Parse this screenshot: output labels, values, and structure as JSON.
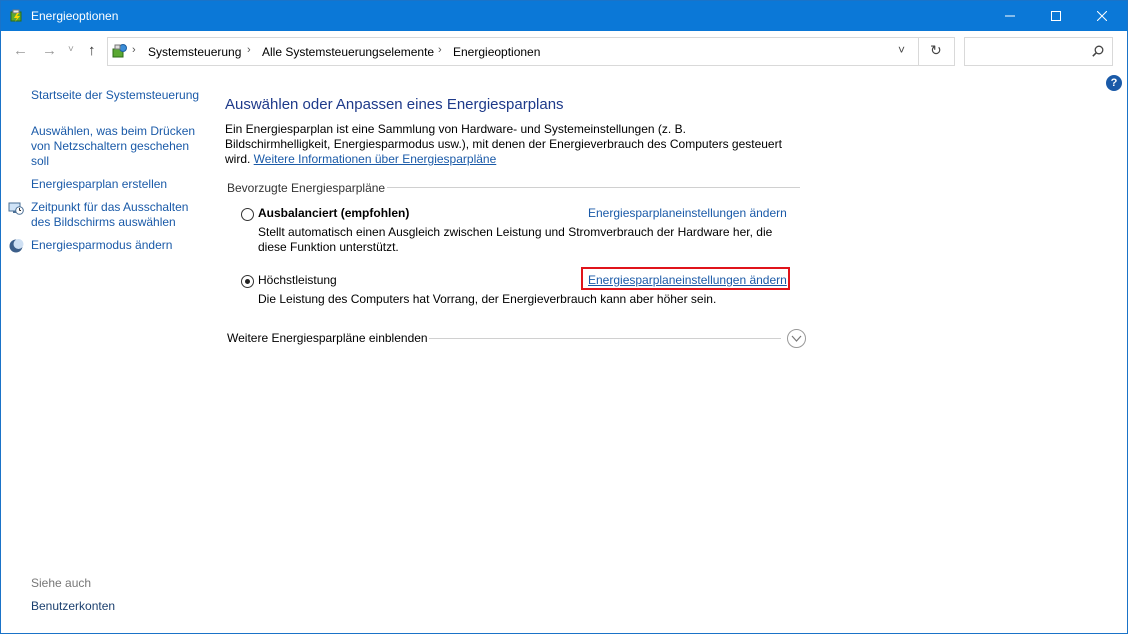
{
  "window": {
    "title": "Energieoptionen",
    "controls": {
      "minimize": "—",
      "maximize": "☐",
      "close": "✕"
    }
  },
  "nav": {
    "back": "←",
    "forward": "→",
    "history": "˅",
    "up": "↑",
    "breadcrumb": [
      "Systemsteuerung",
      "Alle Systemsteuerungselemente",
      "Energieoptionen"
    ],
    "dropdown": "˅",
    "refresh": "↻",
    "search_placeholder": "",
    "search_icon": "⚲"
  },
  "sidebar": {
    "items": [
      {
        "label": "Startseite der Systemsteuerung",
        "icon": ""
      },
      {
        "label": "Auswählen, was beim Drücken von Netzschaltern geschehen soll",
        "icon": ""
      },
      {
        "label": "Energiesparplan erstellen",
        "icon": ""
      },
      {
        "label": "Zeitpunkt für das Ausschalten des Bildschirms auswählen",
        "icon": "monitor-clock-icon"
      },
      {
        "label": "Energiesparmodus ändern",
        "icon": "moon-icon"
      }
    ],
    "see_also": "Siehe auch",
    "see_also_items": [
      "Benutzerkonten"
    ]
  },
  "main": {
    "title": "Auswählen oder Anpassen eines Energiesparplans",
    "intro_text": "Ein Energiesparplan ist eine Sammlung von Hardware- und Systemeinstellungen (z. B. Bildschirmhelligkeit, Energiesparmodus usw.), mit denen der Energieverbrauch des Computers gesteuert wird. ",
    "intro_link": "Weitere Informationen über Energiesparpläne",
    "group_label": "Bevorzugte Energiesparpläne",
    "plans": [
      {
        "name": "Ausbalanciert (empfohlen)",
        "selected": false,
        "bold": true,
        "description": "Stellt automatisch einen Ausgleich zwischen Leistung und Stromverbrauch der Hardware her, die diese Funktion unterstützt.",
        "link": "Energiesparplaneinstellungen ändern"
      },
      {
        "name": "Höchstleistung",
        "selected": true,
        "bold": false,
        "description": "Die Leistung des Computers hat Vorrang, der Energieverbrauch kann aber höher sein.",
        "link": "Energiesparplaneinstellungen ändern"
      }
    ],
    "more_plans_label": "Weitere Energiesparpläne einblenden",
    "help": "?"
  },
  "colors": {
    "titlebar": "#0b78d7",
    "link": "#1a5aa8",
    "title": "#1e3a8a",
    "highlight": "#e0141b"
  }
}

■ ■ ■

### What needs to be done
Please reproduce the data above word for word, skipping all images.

### Output below
Parse this screenshot: output labels, values, and structure as JSON.
{
  "window": {
    "title": "Energieoptionen",
    "controls": {
      "minimize": "—",
      "maximize": "☐",
      "close": "✕"
    }
  },
  "nav": {
    "back": "←",
    "forward": "→",
    "history": "˅",
    "up": "↑",
    "breadcrumb": [
      "Systemsteuerung",
      "Alle Systemsteuerungselemente",
      "Energieoptionen"
    ],
    "dropdown": "˅",
    "refresh": "↻",
    "search_placeholder": "",
    "search_icon": "⚲"
  },
  "sidebar": {
    "items": [
      {
        "label": "Startseite der Systemsteuerung",
        "icon": ""
      },
      {
        "label": "Auswählen, was beim Drücken von Netzschaltern geschehen soll",
        "icon": ""
      },
      {
        "label": "Energiesparplan erstellen",
        "icon": ""
      },
      {
        "label": "Zeitpunkt für das Ausschalten des Bildschirms auswählen",
        "icon": "monitor-clock-icon"
      },
      {
        "label": "Energiesparmodus ändern",
        "icon": "moon-icon"
      }
    ],
    "see_also": "Siehe auch",
    "see_also_items": [
      "Benutzerkonten"
    ]
  },
  "main": {
    "title": "Auswählen oder Anpassen eines Energiesparplans",
    "intro_text": "Ein Energiesparplan ist eine Sammlung von Hardware- und Systemeinstellungen (z. B. Bildschirmhelligkeit, Energiesparmodus usw.), mit denen der Energieverbrauch des Computers gesteuert wird. ",
    "intro_link": "Weitere Informationen über Energiesparpläne",
    "group_label": "Bevorzugte Energiesparpläne",
    "plans": [
      {
        "name": "Ausbalanciert (empfohlen)",
        "selected": false,
        "bold": true,
        "description": "Stellt automatisch einen Ausgleich zwischen Leistung und Stromverbrauch der Hardware her, die diese Funktion unterstützt.",
        "link": "Energiesparplaneinstellungen ändern"
      },
      {
        "name": "Höchstleistung",
        "selected": true,
        "bold": false,
        "description": "Die Leistung des Computers hat Vorrang, der Energieverbrauch kann aber höher sein.",
        "link": "Energiesparplaneinstellungen ändern"
      }
    ],
    "more_plans_label": "Weitere Energiesparpläne einblenden",
    "help": "?"
  },
  "colors": {
    "titlebar": "#0b78d7",
    "link": "#1a5aa8",
    "title": "#1e3a8a",
    "highlight": "#e0141b"
  }
}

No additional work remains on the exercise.